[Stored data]
——————
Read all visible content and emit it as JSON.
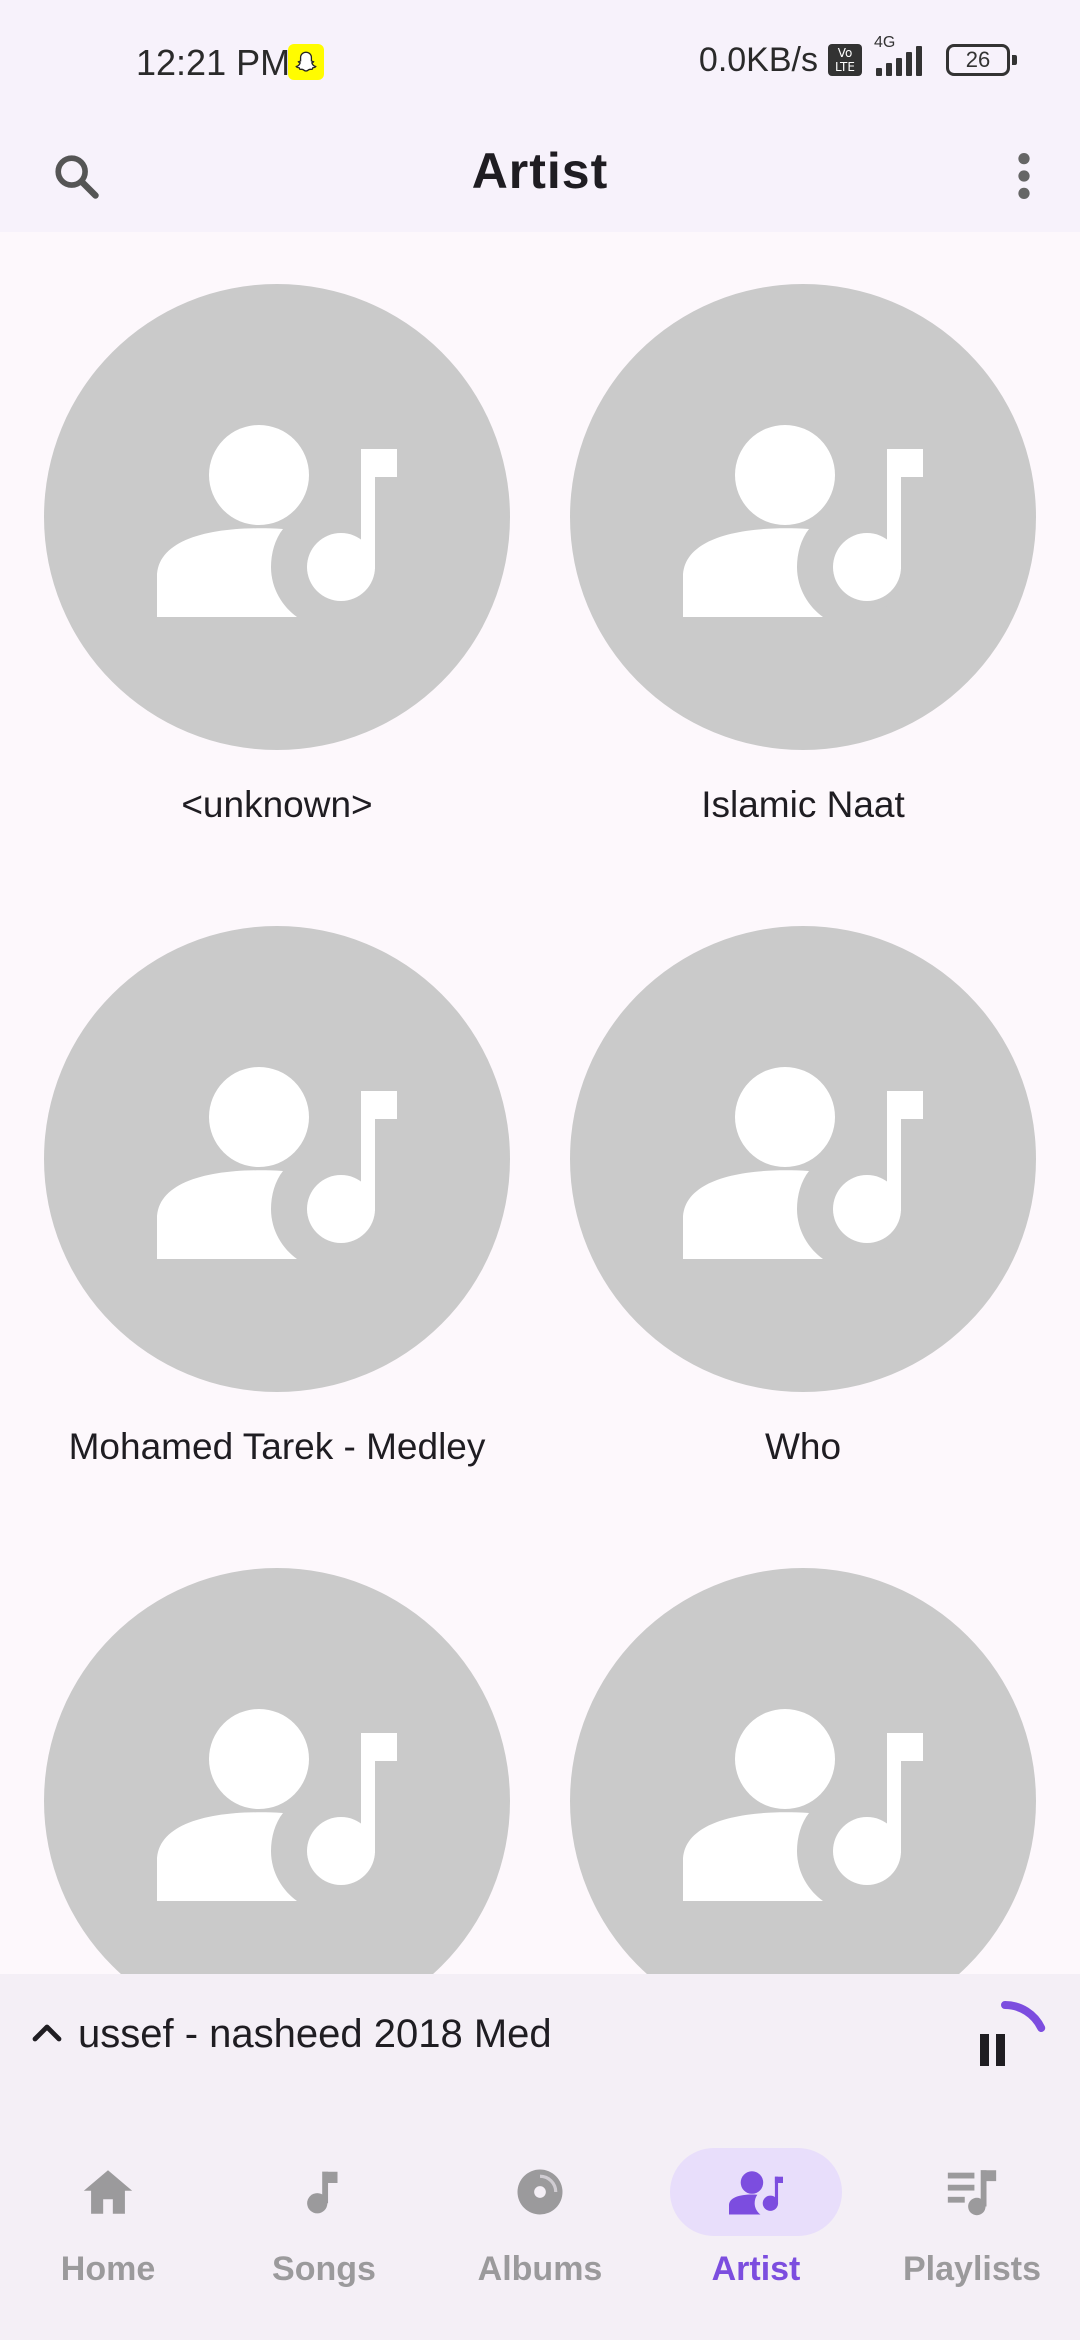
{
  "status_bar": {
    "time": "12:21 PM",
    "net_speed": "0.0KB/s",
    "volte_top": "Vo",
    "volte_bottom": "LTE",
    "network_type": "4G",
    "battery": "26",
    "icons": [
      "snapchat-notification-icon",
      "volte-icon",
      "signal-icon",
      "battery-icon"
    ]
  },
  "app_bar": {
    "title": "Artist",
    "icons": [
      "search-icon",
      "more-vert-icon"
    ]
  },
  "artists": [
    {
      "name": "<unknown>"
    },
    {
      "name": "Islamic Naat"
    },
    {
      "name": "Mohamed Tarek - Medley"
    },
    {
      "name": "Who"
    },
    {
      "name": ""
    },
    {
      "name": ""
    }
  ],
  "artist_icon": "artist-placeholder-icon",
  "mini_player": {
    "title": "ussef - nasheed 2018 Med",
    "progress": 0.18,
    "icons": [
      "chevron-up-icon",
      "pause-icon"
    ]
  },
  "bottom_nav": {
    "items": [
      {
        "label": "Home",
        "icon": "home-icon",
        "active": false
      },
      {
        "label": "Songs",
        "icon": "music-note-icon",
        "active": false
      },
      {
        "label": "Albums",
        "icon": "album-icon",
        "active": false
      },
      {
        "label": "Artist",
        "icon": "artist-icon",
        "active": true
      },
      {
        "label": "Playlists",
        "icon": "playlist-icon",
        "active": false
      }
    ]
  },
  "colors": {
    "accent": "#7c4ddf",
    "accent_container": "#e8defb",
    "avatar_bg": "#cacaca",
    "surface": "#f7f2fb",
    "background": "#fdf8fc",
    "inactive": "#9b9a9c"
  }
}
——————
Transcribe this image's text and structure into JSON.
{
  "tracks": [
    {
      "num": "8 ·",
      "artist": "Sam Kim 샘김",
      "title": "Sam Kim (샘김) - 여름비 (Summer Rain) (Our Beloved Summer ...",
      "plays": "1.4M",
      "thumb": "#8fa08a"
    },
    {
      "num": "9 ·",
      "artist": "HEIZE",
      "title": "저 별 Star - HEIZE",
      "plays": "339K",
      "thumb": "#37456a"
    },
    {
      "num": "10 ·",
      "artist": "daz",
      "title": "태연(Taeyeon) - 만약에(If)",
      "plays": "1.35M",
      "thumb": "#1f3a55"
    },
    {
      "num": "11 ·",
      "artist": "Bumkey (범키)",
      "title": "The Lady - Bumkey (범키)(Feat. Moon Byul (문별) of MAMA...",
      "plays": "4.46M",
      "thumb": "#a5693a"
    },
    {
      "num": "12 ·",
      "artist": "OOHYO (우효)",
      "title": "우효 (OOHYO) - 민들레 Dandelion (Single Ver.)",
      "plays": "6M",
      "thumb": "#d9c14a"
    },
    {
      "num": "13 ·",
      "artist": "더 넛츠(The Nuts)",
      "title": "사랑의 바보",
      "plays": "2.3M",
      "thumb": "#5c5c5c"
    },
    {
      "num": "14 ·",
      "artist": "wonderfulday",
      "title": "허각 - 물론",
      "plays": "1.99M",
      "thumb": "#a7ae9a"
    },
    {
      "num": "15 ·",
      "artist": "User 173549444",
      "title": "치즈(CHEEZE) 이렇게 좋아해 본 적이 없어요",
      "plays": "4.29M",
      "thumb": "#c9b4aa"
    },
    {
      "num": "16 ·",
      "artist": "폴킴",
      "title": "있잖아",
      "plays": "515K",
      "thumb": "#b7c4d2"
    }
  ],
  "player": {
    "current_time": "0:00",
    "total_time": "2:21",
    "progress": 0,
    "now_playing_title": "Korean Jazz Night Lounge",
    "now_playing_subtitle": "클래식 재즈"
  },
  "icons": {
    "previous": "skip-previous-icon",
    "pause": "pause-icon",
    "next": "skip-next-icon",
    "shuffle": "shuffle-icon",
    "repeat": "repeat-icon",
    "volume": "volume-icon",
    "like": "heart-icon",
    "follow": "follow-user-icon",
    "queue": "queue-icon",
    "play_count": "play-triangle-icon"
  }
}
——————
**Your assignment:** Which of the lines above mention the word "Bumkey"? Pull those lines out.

**Task answer:**
      "artist": "Bumkey (범키)",
      "title": "The Lady - Bumkey (범키)(Feat. Moon Byul (문별) of MAMA...",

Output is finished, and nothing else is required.